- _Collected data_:

● ● ● ● ● ● ●

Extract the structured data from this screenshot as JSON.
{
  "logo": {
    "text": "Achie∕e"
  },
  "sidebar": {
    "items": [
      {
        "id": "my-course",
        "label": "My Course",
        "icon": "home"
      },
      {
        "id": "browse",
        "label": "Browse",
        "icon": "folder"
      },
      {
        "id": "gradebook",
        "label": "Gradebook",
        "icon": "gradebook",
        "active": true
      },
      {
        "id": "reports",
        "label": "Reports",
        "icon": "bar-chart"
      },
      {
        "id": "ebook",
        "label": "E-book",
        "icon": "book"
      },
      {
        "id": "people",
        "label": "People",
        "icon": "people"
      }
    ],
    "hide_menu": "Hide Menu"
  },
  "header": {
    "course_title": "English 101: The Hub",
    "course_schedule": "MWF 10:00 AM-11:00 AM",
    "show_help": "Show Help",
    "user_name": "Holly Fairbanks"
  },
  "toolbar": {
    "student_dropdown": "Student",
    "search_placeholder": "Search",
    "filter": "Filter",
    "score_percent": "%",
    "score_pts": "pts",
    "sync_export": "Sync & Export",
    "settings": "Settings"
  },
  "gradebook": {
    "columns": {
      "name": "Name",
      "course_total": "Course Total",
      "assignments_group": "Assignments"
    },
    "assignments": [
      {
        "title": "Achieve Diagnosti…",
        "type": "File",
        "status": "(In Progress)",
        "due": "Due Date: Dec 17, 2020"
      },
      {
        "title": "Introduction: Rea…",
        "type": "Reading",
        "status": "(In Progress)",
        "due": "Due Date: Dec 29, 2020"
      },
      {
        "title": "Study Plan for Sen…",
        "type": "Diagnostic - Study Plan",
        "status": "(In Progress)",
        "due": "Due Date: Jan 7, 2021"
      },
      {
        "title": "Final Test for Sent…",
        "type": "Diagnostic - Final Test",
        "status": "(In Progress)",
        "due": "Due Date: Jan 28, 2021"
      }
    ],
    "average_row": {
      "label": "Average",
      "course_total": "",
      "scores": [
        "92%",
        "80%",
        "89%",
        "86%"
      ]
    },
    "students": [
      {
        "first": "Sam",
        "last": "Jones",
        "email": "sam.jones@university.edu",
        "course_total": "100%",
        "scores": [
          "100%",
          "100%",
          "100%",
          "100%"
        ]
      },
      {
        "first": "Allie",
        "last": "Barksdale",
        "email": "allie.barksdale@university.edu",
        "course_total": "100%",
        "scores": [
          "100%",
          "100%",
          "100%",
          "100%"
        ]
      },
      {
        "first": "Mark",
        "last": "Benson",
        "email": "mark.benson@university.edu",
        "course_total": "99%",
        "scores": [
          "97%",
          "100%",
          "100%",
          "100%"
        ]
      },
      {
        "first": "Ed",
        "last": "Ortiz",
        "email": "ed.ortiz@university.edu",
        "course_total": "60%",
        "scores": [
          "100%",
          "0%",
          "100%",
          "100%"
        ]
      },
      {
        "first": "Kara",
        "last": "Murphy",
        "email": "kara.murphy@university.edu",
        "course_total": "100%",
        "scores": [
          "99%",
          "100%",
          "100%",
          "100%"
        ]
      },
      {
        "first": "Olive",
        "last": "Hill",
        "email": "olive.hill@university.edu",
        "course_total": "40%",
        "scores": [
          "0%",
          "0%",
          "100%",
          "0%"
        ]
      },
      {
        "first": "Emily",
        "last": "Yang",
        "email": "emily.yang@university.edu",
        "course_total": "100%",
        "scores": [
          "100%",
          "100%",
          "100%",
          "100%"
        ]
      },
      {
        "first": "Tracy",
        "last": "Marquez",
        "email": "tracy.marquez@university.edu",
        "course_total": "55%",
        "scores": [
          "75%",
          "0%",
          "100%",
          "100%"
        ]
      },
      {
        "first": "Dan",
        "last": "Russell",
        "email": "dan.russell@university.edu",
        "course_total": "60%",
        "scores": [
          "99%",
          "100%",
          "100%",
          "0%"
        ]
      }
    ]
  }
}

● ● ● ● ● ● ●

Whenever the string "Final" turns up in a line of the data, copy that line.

- _Reply to the exercise_:
        "title": "Final Test for Sent…",
        "type": "Diagnostic - Final Test",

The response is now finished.